• Last modified 960 days ago (Feb. 8, 2018)


Interim takes reins from ailing Paine

Staff writer

On the same day city administrator Larry Paine underwent surgery in a Topeka hospital, city council members appointed an interim administrator until Paine is able to return to work.

Mayor Lou Thurston told council members he and city attorney Josh Boehm met with Don Osenbaugh on Monday and believed he’d do a good job of overseeing city projects during Paine’s absence.

Osenbaugh, of Derby, spent 10 years as city administrator for Halstead, four years as assistant city manager at Derby, 12 years as director of finance for League of Kansas Municipalities, and has worked as a municipal consultant, municipal insurance trust administrator, and municipal consultant and city manager recruiter.

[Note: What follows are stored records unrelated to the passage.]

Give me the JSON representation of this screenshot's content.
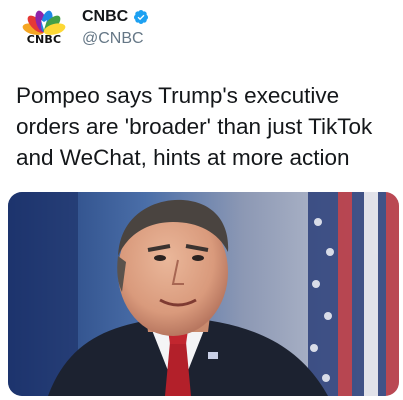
{
  "account": {
    "display_name": "CNBC",
    "handle": "@CNBC",
    "verified": true,
    "logo_text": "CNBC",
    "logo_icon": "nbc-peacock-icon",
    "verified_icon": "verified-badge-icon"
  },
  "tweet": {
    "text": "Pompeo says Trump's executive orders are 'broader' than just TikTok and WeChat, hints at more action"
  },
  "media": {
    "type": "photo",
    "subject": "man-in-suit-with-flag-background"
  },
  "colors": {
    "handle_gray": "#657786",
    "verified_blue": "#1da1f2",
    "text_dark": "#14171a"
  }
}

Thurston said Osenbaugh would be able to give the job about 15 hours per week, with one day spent in Hillsboro and the rest of his time working from Derby.

Osenbaugh will be paid $50 per hour and his time on days in Hillsboro will begin when he leaves home and end when he arrives back home.

Thurston said Osenbaugh’s attention will be spent on projects including a hospital sale, a water system upgrade, and a street project that goes along with the water upgrade.

“He’d be authorized to do all the duties of Larry, but due to limited hours, he’d be working on these projects,” Thurston said.

It is not known when Paine will be well enough to return to work.

“Larry was in surgery today and the word we have is that the surgery was successful and we’re anticipating him coming out of that today,” Thurston said.

Council members granted an extension of time to a homeowner whose house has needed repairs since a fire a year ago.

Warren Deckert, owner of the house at 311 S. Eisenhower St., was first notified in April that he needed to remove unregistered vehicles, old tires, debris, weeds, and construction materials from the premises and fill an open pit at the back of the house or the city would do the work and bill him $200 per hour.

In July, building inspector Ben Steketee, who inspected the property and considered it uninhabitable, turned the matter over to Boehm to begin condemnation procedures.

Three public hearings later, with steady progress being made but the work not yet completed, the council on Tuesday gave Deckert until March 16 to finish restoring the house.

In other business, council members:

  • Approved hiring Trevor Yost as a city firefighter.
  • Voted to hire Triplett Woolf Garretson law firm for the purpose of separating the old hospital from Salem Home. In November, Rural Health Partners, the majority stakeholder of CAH Acquisition Company #5, owners of the newly constructed Hillsboro Community Hospital, told the city they want to buy the old hospital portion to develop a local veterans’ treatment facility.

Last modified Feb. 8, 2018